Discover more from Logo Histories' Extra Issue
Similarities among trademarks, 1973
Yasaburo Kuwayama explores the similarities that arise in trademark design for his book Trademarks & Symbols Volume 2: Symbolical Designs.
Problems of similarity of trademarks used by different companies arise fairly often. When a new trademark is announced to the public and is then found to resemble an existing one used by a different company the public and the company which may suspect that its own design has been copied - react immediately. Similarities between the Osaka EXPO '72 mark and a design published in an American book were brought to the public eye in 1966 (Asahi newspaper, September 29) and suspicion that the snowflake motif in the Sapporo Olympics mark was taken from a family crest named "First snow" was similarly published in the Japanese press (Asahi newspaper. October 10, 1966). This is one manifestation of the high public interest in marks.
Logo Histories' Extra Issue is a reader-supported publication. To receive new posts and support my work, consider becoming a free or paid subscriber.
There are many instances when similarity arises from the need to keep marks simple. especially when letters of the alphabet are used as the basic motif. If a design which resembles an existing one is placed in use and the designer is accused of plagiarism, it may not be his fault at all, but he may be unable to fully clear his name. If all marks made in all countries were registered at one central place this, of course, would not happen. Large companies, active in foreign countries, must take special pains to ensure that a new trademark which they plan to use does not resemble one in use abroad.
Similarities in trademarks are looked upon as either of three types, according to Japanese law: those which have a similar appearance, those which have a similar arrangement of letters (including a similar pronunciation of those letters) and those which are similar in concept. In the latter case, one example would be a trademark consisting of the word ‘Oriental’ and a trademark which said, but in Sino-Japanese characters, the equivalent translation of ‘Oriental’.
Judging whether a trademark is too similar to a previously existing one is extremely difficult, and the practices for legal review of the issue vary from country to country.
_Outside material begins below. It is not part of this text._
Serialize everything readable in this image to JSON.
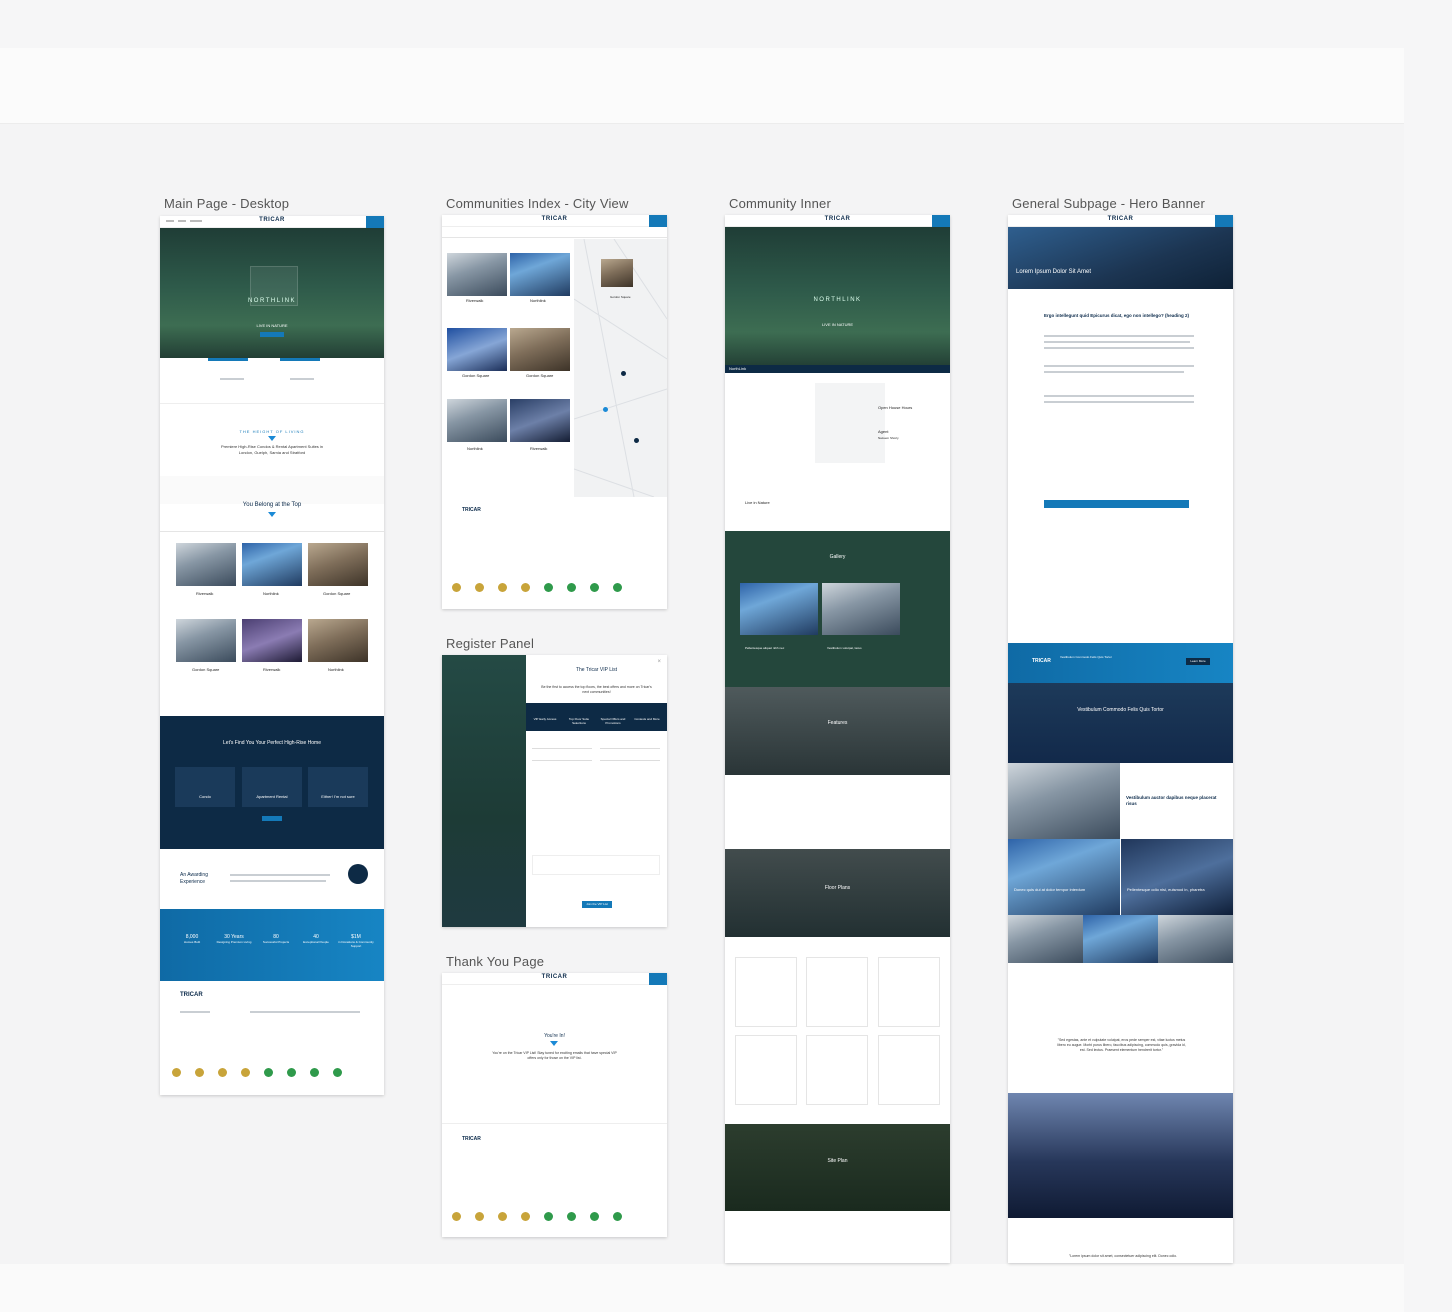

Here, I would like to present my standards for de-terming whether two marks are too similar.
First, similarity of over-all form even though the concept and motif are different. Second, although the forms are dissimilar, the images presented appear the same, so that confusion is likely to occur when the two are seen separately. Third, when the trademarks appear the same if one is turned upside down, reversed or rotated 45 degrees - because trademarks are not always used or seen directly from the front. If any of these conditions are met, the designs are too similar.
Even though a designer has labored long and hard to create a trademark, if he finds that it resembles another trademark already in use, he should feel obliged as a matter of professional ethics to revise or re-do his design.
If you enjoy reading this also check out and support these projects:
Brand Archive (Beta) – Research tool for brand designers.
LogoArchive Website – Searchable modernist logo archive & research tool.
LogoArchive Shop – Vintage design books & LogoArchive Zines.
BP&O – Contemporary design editorial.
About Logo Histories’ Extra Issue
Logo Histories' Extra Issue unlocks opinion and insights lost to time, buried within the pages of rare out-of-print design books and magazines. Through this series, you'll come to understand the challenges and opportunities corporate identity designers of the past faced to help you better understand design practice of the present. For Logo Histories, click here.